Don't know how to start with open source?

That's not a problem. It took me a while to figure out too. In the beginning, it can seem like there are so many things to consider. Here's my journey and what I learned from it.

I made a few mistakes for sure, so let's discuss them.

How to become an open-source developer

This one is very straightforward, believe it or not.

When you write code, you go to and pick a license that aligns with your goals. You still own the code, but you grant others to use your code under the license you choose.

A lot of those licenses fall under "Free Open Source Software" or FOSS. That just means that anyone can use the code free of charge and in whatever way they like.

In the beginning, I attached Creative Commons licenses to my code. Rookie mistake, but luckily now we have tools like the one above!

Today it's much easier to let others work with your awesome code!

How to contribute to other projects

I started out at a mentored sprint.

Sprints are these little events where you get together with people and work towards improving a library. I was taken under the wing by a Pandas contributor and have since worked on the documentation of many libraries.

You don't have to code to contribute. Code review, documentation, publicity and funding can be huge contributions to open source projects. Good projects often have a "How to contribute" guide.

It's easiest to join a Python conference and attend a mentored sprint really.

Image of Atomic Essay Day 16 - Anyone Can Build a Neural Network, This Skill Will Set You Apart from Others

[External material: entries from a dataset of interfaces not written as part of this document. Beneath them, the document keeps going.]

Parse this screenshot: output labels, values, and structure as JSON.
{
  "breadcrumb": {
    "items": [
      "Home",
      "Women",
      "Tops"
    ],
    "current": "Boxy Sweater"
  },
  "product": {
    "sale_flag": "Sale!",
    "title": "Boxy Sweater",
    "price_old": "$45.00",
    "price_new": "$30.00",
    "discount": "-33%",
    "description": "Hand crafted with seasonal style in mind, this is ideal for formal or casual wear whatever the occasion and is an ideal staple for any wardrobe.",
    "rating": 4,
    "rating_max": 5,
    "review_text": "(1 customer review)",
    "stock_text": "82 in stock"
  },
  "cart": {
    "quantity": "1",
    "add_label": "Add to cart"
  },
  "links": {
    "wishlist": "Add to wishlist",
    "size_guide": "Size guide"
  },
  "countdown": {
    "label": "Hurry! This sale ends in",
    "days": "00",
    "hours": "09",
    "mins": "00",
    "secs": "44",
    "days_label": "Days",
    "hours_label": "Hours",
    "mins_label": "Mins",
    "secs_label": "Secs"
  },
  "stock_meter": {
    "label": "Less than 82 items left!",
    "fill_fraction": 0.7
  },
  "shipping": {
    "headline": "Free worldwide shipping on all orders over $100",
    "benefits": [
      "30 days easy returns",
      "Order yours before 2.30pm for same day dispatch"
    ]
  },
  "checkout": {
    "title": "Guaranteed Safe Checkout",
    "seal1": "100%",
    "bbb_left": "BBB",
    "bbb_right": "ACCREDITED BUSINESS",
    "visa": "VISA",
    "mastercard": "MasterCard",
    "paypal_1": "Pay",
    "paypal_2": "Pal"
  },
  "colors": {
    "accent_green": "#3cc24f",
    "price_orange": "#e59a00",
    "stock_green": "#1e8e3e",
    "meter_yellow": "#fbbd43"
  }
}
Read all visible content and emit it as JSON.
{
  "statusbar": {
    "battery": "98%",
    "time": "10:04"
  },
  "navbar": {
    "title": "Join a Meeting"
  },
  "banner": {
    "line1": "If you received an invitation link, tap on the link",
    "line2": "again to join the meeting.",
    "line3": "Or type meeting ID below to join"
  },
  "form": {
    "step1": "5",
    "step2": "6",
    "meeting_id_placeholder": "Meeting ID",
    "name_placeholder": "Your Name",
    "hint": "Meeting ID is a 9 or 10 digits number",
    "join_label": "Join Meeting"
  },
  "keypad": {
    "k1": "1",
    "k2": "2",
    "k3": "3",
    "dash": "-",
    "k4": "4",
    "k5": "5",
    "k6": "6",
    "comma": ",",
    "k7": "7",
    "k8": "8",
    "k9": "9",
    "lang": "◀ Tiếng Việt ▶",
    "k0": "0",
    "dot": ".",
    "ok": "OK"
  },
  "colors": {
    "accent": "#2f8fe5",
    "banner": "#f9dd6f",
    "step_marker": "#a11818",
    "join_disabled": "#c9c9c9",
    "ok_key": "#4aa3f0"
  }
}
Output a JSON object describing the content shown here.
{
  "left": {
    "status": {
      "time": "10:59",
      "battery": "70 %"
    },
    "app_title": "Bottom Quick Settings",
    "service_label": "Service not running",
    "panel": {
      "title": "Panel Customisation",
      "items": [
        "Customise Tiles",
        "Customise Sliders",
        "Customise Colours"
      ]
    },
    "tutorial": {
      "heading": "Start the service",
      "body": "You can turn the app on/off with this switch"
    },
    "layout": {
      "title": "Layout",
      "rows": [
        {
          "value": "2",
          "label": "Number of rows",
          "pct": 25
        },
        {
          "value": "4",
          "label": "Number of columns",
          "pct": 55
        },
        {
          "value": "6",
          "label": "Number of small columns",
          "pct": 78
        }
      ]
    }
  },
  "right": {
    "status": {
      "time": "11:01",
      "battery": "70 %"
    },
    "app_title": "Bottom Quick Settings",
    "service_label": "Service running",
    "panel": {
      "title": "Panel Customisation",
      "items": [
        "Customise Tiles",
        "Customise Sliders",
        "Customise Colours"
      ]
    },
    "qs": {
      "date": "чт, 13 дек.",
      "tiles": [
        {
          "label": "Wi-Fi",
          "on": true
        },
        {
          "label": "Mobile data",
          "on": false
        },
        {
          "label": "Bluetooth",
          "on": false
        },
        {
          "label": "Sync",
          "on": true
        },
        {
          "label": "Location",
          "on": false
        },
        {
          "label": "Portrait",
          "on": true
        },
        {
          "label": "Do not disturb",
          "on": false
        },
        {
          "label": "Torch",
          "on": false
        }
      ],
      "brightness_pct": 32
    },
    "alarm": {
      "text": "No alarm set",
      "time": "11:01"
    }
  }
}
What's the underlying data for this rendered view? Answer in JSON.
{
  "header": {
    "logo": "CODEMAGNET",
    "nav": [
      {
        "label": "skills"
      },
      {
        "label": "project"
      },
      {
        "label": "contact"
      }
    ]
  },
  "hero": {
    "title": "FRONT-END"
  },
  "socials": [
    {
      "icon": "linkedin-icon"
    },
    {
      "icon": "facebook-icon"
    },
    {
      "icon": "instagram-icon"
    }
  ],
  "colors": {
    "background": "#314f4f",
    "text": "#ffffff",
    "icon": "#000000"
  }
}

This atomic essay was part of the October 2021 #Ship30for30 cohort. A 30-day daily writing challenge by Dickie Bush and Nicolas Cole. Want to join the challenge?